As helping professionals, it is crucial that we work to practice self-care. Self-care is helpful and necessary for everyone. However, as clinicians we spend a lot of time in emotionally-charged sessions. Thus, it is especially important that we practice self-care. Self-care enables us to have happier and healthier lives and to be more effective with the patients we serve.
Jennifer: Hi Karen. Thanks for taking the time out to speak with me. What interests you about this topic?
Karen: I’m a clinical social worker, blogger and author of seven books. I’ve been in practice for 30 years and believe I take good care of myself. This is a great question as therapists can often tend toward taking care of others better than they care for themselves.
Jennifer: What are some areas where you struggle when it comes to self-care?
Karen: Often I try to do too much, not out of obligation but because there’s so much that brings me pleasure in life: working with clients, writing, socializing, hobbies. I wish there were more hours in a day to do all the things I enjoy. I also probably don’t take enough vacations, but I’ve been taking more stay-cations over the past few years and that gives me quality down time. Nearing 70, I’m also aware of my mortality and want to do and go for as long as I can.

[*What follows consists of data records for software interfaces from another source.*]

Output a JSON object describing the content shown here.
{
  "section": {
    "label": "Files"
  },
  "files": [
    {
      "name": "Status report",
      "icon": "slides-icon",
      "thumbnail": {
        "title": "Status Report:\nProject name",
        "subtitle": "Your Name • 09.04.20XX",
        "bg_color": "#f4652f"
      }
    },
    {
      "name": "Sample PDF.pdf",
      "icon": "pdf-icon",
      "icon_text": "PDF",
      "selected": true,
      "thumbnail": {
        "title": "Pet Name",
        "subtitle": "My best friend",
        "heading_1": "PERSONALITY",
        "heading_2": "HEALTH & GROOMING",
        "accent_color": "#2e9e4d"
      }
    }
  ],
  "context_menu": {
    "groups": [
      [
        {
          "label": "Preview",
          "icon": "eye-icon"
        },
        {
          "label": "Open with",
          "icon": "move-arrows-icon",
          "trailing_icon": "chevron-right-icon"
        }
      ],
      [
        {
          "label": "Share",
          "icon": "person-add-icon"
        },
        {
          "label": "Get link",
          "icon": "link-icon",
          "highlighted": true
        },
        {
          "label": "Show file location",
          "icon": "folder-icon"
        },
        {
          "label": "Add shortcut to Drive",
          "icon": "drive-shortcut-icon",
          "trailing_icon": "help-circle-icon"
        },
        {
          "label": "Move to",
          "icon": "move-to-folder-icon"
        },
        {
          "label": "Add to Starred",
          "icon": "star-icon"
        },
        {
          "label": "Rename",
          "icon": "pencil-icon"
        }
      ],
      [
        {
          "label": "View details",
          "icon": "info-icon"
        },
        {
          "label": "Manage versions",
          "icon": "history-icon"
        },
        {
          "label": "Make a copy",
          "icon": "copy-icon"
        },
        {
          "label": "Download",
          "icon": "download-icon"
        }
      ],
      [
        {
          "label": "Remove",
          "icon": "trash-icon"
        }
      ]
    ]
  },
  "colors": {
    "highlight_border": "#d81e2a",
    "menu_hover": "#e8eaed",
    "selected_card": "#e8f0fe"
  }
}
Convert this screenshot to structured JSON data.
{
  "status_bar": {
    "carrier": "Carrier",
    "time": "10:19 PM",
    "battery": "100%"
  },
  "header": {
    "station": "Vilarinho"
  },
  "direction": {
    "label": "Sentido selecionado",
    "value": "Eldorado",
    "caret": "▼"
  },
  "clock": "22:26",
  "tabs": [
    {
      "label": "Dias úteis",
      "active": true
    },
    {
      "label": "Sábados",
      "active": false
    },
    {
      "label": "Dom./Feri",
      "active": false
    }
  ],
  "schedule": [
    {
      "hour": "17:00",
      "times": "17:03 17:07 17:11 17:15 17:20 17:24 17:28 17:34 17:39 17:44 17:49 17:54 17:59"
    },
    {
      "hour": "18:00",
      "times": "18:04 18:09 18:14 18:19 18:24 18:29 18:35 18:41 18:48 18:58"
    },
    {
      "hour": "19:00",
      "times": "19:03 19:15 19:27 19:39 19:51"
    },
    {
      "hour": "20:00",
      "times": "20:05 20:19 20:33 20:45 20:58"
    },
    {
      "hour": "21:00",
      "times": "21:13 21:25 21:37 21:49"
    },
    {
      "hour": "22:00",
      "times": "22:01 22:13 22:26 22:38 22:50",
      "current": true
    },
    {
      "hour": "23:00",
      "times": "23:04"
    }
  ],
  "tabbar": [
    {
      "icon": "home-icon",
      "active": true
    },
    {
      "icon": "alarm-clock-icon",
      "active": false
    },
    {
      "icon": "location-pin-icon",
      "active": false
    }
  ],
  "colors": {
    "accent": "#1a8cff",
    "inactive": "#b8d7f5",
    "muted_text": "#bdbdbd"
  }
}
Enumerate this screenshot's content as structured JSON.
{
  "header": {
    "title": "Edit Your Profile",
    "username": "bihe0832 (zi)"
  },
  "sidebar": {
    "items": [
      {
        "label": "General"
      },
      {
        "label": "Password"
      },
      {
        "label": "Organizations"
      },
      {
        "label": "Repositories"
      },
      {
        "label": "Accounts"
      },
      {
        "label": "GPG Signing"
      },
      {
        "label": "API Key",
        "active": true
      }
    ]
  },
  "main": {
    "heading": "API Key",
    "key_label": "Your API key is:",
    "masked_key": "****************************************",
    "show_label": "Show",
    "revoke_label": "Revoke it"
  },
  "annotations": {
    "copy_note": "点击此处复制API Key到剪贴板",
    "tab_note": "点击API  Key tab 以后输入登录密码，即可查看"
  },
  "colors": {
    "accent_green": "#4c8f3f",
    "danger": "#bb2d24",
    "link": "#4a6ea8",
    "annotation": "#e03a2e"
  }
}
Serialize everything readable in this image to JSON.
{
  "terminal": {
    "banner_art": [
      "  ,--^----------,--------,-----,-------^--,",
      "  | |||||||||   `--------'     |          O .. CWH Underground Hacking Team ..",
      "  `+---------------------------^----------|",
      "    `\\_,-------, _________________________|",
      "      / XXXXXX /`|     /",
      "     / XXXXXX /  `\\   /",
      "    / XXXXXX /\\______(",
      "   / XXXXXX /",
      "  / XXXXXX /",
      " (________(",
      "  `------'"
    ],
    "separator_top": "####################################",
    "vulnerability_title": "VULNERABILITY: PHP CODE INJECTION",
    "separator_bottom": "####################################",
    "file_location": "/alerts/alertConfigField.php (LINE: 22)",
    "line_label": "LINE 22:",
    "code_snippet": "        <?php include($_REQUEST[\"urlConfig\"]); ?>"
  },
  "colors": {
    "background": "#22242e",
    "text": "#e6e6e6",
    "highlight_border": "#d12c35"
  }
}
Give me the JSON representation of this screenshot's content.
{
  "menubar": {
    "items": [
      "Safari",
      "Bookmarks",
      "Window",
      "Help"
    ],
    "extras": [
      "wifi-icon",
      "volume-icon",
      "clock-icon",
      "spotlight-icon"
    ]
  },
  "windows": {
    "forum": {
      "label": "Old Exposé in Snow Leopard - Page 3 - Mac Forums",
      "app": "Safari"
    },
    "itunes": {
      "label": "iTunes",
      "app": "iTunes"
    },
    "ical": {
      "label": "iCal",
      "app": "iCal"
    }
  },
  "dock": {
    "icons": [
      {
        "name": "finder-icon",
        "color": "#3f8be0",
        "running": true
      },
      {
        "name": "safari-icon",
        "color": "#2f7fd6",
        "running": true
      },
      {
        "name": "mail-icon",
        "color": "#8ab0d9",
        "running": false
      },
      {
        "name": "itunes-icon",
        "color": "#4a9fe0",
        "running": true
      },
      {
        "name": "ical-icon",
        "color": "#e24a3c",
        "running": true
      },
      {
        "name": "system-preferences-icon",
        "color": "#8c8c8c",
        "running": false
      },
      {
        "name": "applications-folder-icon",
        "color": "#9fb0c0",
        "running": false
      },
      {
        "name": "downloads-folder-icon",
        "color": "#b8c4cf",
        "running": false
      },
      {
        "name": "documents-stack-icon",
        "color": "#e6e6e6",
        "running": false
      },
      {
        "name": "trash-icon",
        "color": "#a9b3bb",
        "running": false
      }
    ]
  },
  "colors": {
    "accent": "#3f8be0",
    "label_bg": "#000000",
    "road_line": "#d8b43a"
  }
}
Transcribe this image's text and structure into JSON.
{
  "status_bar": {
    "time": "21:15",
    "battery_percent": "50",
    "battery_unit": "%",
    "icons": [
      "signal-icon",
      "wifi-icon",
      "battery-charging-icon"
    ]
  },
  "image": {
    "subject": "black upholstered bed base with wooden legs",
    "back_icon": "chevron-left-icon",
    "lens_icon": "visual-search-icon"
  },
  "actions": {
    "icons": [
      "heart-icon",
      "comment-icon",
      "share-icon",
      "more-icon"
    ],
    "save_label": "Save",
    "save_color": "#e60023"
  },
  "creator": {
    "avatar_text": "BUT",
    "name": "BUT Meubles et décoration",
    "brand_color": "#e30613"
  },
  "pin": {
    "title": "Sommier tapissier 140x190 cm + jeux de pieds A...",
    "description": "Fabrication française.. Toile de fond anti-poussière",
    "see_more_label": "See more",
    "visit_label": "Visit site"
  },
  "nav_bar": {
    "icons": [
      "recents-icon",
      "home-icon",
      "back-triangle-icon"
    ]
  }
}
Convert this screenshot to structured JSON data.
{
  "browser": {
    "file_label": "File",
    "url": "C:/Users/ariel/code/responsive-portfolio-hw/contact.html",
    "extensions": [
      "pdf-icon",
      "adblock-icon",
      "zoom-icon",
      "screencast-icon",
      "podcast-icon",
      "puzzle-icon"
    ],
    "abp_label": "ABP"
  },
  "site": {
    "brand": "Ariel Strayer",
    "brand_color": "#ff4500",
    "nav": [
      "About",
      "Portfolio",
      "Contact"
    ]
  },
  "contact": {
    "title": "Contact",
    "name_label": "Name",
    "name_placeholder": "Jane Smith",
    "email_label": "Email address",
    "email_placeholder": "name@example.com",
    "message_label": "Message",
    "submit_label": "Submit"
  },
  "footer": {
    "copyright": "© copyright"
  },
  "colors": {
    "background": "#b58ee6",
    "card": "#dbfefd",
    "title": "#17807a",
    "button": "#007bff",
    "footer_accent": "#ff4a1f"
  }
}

Jennifer: What are some things that you do on a daily basis for self-care?
Karen: My husband and I take a late afternoon or evening 30-minute walk up and down our street pretty much every day. I try to write most days, even if it’s only a blog, because writing brings me such pleasure. Also, I enjoy staying connected to friends via email daily, reading the newspaper in the morning, watching the late news and getting seven or eight hours sleep every night. And, I make sure to spend time with my cat, as much for myself as for her.
Jennifer: What are some things that you do for more infrequent self care?
Karen: I book a facial every other month which is delightful and total me time, have maybe two pedicures a years for pure indulgence and shop at thrift stores when I have the time and inclination.
Jennifer: Share why self-care is so important for helping professionals and any advice that you’d give for others in terms of enhancing their self-care.
Karen: I was not the best care-taker of myself in the first half of my life, but once I began doing it, little by little, I saw its merits. I am a firm believer that you can take good care of yourself and of others. You don’t need to choose between them and me. Too many professionals think of self-care as selfish. Not being a perfectionist, I aim for good enough on most things and shoot for excellent in a few areas. That makes for a balanced life which I think makes me a happier person and a better therapist. Self-care can’t be just about externals, but has to come from valuing yourself. When you do, self-care comes naturally.
It is also important to model self-care for clients. For example, mine know that I don’t start sessions until 12:15p because I’m not an early riser and spend mornings exercising and doing other things. They also know that Monday nights I go to a various discussion groups and Thursday nights I take tap and jazz classes.